Left unmanaged, the strategy could be losing out on the long-term equity market risk premium — a return engine of most any long-only stock portfolio. In the short term, market conditions can extrapolate differences between multi-factor portfolios. A strategy built to outperform the market over a cycle will underperform at certain points, he wrote, and investors can and should know when to expect that.
Not that firms shilling products will tell them.
“Managing unrewarded risks is one of the key challenges faced by smart beta investors,” Shirbini wrote in his paper. “Index providers are not always transparent about the implicit unrewarded bets to which their offerings are exposed.” It’s worth noting that ERI Scientific Beta — a commercial affiliate of the academic EDHEC-Risk Institute — sells smart beta analytics, advisory services, and indexes tracked by about $25 billion in assets, according to the firm. ERI competes with other providers.
Investors selecting a vehicle for exposure to the volatility factor, for example, should pay less attention to recent track records and price than most do, Shirbini thinks, and more mind to tilts not named in the product title.

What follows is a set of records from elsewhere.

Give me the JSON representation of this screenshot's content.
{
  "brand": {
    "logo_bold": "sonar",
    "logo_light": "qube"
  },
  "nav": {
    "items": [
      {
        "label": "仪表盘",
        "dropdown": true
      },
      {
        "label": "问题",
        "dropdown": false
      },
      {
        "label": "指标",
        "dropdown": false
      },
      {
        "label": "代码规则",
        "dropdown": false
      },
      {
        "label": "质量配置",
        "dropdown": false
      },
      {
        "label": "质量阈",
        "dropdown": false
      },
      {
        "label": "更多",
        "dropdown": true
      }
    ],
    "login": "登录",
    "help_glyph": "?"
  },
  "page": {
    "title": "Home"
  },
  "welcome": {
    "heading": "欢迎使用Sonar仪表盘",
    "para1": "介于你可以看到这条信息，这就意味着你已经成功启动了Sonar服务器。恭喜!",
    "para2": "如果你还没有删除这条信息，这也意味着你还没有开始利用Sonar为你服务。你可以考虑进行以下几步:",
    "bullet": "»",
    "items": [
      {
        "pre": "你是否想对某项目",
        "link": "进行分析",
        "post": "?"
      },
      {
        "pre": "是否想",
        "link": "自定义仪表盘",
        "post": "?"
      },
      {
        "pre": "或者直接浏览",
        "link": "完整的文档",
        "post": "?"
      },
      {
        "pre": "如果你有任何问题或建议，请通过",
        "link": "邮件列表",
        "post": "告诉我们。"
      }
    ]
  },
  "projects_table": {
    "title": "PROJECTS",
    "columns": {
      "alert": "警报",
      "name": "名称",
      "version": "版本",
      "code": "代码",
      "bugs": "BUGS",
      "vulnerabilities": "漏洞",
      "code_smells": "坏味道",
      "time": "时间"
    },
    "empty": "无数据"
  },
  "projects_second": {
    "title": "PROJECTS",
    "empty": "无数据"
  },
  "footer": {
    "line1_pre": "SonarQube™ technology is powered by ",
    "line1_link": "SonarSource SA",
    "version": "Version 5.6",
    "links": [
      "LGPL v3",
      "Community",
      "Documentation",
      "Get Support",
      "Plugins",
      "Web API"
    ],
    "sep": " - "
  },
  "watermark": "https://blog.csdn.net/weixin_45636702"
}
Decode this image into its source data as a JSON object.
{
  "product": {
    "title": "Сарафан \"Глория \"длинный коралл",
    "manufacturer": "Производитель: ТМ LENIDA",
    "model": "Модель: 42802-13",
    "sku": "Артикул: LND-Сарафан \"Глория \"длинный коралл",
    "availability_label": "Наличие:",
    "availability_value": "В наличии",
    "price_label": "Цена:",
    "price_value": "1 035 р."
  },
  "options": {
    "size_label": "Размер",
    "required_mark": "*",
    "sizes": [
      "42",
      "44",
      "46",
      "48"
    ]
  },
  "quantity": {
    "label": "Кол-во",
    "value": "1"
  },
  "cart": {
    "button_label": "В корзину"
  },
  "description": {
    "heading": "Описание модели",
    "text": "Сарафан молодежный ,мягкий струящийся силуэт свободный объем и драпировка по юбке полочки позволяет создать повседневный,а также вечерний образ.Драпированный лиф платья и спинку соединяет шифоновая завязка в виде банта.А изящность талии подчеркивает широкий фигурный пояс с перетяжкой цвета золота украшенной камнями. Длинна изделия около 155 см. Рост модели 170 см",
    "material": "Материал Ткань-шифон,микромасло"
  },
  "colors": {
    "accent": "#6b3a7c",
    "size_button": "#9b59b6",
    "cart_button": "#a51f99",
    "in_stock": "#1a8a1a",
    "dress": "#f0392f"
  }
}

The MSCI World Minimum Volatility index has about two-thirds the annualized standard deviation of its cap-weighted benchmark, the MSCI World, over the last 10 years, data from the provider show. But it also more than doubles investors’ bets on telecommunications and utilities, while slashing exposure to energy stocks, the paper shows.
“Sector and region effects are important in explaining the variation in stock returns per se, but these are unrewarded risks over the long term and therefore have to be validated by investors,” Shirbini wrote. “Ultimately, the choice on managing these risks is a key fiduciary decision that cannot be left to the discretion of an index provider that has no status to do so.”